Does anti-slavery reporting go far enough?
Only the biggest of big businesses will be required to do anything about slavery in their supply chains under legislation proposed by the federal government.
On Wednesday the Justice Minister, Michael Keenan, outlined plans to force businesses to report on the actions they take to eradicate modern slavery in their supply chains.
"The proposed reporting requirement will ensure large businesses and other entities operating in Australia publish annual statements outlining their actions to address this crime," says Keenan.
"It will support the business community to respond more effectively to modern slavery, raise business awareness of the issue and create a level playing field for business[es] to share information about what they are doing to eliminate modern slavery. Importantly, it will also encourage business[es] to use their market influence to improve workplace standards and practices."
The planned law mirrors aspects of the Modern Slavery Act introduced in the UK in 2015. A parliamentary committee is considering adopting other parts of that law.
Only big business need comply
Under the government's proposal only organisations with revenue over $100m would be required to publish a modern slavery statement. Some advocates say the bar should be set lower, requiring more businesses to report.
"This threshold only captures some 2000 companies and a lower threshold would do more to address the problem," says Law Council of Australia President, Fiona McLeod. "The UK's anti-slavery legislation model, for example, captures all businesses with revenue the equivalent of $A60 million and over."
"The government proposes that the mandatory reporting requirement only apply to large businesses because their size and market influence means they can play an important role in combating modern slavery," a spokesperson for the Attorney-General's Department told CHOICE.
"While medium-size business won’t be mandated to report, they will be able to voluntarily 'opt in'. The government proposes to develop comprehensive guidance to assist medium enterprises to do this if they choose."
In the UK there are no rules about what modern slavery statements need to cover, nor are there penalties for failing to publish a report. While the government has no plans to penalise businesses that don't report, it has beefed up reporting requirements.
Under the proposal firms will have to address four criteria, giving details about the risks of modern slavery in their supply chains, and the effectiveness of the processes they have in place to address them.
The CEO of the Walk Free Foundation, Jenn Morris, says the reporting rules give guidance to businesses about what is expected of them.
"Many businesses have expressed the view that having a level of guidance would be helpful for the completing of the reporting requirements; this has also been the experience of numerous UK businesses," she says.
"Fundamentally, Walk Free does support a ‘light touch’ approach over a prescriptive or punitive regime.

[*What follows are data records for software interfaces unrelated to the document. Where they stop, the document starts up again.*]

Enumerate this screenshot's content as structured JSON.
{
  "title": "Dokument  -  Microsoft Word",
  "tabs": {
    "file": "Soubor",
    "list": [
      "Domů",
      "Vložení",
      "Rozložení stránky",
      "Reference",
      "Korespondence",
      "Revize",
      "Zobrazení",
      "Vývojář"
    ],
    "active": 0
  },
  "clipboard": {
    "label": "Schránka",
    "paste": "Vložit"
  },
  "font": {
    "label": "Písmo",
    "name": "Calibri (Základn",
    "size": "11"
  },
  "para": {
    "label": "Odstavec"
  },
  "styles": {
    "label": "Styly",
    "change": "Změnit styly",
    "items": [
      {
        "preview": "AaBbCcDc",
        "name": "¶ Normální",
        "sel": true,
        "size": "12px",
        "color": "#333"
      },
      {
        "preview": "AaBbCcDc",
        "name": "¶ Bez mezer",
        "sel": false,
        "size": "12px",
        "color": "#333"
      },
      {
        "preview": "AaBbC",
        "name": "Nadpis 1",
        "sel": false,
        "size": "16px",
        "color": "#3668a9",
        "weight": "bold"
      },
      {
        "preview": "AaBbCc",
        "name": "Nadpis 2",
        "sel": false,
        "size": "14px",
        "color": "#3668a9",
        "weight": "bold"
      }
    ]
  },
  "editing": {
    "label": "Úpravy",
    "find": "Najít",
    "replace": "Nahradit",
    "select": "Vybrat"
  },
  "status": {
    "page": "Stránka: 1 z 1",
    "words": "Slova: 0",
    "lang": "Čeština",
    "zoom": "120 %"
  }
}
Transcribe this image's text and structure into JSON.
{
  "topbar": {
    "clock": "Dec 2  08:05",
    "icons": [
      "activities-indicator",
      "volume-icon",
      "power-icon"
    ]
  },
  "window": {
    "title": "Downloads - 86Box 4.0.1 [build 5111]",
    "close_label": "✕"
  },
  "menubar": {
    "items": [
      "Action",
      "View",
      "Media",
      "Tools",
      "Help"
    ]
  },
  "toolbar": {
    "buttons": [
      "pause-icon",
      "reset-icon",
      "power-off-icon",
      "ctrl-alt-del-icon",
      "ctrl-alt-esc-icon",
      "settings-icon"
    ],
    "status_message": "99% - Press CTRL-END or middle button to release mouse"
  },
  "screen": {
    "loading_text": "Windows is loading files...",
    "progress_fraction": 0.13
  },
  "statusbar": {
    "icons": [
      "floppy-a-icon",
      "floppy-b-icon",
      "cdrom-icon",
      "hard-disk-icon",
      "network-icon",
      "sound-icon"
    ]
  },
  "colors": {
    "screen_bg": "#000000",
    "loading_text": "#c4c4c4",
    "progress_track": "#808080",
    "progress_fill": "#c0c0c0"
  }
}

We want to encourage businesses to actively ‘look and find’ across their supply chains and then implement real and sustainable solutions."
No penalties for non-compliance
While a modern slavery act has bipartisan support, Labor has slammed the government's proposal as "completely toothless", saying that without fines in place for businesses that fail to report, the system gives a free pass to big business on human rights.
"It is well-known that Michael Keenan has opposed a Modern Slavery Act from the start, so it is no wonder that the government has only agreed to the bare minimum," says justice spokesperson Clare O'Neil. "Tackling slavery should not be optional."
The proposed laws are out for public consultation until October.